Partial Classes

Out of several enchancements available in .NET 2.0 partial classes is one of them. Partial classes simply means that you can break your class and write them separately (as if they were separate entities). This becomes a useful feature when you have a large class that does more than one thing. If you open a software engineering book, you are likely to find statements like: “…your function/classes should do one thing and do it well”. Yes, this is an ideal situation but often times when modeling the real-world the developer is forced to combine multiple funcationlity within one class. This is specially true in a web-environment because there is a tendency to combine UI and logic. Pros The .NET model simply does an amazing job of separating design and logic. But with the current model, if you add some controls your classes will contain a list of all the WebControl members such as TextBox, RadioButton and so on. This is really UI and should be separate from the logic of the class. In .NET 2.0 however, you can separate all the UI members and move it to a partial class. Then write another partial class that will contain only the logic side of the page. A far more clearner and easier to maintain technique. Cons Since partial classes allow you to separate the class definitions anywhere within the current namespace, there might be a tendency from the developer to have large partial classes that does far too many things.
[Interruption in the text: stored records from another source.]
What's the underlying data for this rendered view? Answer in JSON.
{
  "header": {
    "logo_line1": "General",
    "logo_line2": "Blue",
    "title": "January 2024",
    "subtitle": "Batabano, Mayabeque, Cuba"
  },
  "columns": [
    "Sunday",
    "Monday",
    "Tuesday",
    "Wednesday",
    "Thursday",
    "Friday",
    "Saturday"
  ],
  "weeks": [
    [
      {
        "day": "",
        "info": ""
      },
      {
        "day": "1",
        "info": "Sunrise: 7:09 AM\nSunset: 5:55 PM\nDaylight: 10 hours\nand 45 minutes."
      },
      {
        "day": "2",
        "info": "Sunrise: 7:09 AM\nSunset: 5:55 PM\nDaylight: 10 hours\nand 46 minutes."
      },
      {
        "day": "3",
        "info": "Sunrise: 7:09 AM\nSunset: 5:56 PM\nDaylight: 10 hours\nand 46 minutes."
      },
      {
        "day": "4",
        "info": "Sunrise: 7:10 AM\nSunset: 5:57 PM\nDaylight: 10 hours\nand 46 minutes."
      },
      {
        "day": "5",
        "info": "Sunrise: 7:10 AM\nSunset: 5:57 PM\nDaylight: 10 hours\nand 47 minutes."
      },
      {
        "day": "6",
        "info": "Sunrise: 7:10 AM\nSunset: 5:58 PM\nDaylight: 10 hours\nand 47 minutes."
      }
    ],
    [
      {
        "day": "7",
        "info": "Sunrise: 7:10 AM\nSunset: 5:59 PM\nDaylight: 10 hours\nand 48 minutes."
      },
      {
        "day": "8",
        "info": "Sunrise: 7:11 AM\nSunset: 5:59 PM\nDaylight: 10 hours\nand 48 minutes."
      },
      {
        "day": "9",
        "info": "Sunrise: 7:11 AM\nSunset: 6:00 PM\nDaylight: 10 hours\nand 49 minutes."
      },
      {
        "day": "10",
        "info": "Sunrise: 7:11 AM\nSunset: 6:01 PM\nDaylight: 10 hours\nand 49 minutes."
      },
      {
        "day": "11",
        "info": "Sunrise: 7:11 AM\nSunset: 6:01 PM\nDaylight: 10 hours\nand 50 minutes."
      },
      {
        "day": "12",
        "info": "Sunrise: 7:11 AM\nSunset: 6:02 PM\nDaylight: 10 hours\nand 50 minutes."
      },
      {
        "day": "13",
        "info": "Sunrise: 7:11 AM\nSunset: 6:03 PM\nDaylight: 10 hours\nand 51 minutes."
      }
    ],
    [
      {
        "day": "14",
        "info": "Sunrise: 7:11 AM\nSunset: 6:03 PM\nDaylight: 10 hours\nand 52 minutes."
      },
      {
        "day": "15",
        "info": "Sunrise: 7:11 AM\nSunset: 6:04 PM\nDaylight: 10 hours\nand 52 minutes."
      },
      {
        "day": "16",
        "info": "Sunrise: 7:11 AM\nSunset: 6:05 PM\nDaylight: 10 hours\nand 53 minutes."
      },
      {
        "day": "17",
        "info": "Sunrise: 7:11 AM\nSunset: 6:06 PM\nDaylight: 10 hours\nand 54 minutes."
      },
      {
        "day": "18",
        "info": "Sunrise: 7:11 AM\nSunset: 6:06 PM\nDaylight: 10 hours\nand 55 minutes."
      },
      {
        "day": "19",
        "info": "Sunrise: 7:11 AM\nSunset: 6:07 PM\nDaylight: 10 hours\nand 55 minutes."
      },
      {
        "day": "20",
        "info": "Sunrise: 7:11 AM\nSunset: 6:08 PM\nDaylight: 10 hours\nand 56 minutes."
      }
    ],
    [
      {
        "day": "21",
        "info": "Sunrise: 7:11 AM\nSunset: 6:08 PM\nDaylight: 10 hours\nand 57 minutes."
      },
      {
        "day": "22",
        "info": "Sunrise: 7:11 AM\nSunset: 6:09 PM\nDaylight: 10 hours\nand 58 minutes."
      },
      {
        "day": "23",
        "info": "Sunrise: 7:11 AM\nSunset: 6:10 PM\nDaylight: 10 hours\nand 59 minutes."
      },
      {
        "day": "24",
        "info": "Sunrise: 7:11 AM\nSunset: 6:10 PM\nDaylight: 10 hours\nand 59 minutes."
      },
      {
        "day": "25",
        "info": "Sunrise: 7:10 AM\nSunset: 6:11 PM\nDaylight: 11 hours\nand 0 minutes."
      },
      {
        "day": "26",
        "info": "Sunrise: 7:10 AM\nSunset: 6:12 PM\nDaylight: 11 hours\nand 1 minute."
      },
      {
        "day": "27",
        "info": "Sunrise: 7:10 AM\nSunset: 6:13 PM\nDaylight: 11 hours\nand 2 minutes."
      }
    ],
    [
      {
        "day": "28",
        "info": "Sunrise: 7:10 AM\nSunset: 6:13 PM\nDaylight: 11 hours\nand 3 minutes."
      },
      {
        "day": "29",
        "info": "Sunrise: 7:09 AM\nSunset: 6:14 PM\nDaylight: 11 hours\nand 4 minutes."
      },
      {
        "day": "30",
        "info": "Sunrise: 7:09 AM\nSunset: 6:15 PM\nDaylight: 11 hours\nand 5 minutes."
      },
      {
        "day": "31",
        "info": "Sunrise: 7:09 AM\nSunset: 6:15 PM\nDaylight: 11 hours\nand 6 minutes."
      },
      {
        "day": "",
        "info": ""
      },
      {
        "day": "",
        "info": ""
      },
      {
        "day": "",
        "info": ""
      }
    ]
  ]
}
What this does is you have a structured program masked with OOP keywords all over the place, and not a “true” object-oriented program. To the programmer it might appear as if he/she is using sound software-engineering methodologies because they are using class, structures, delegates and partial classes! Underneath all this keywords however is a flat structured program with lots of functions! So in conclusion, even though partial classes a great way to separate “functionality” of a class one must be careful and continue to follow sound practices.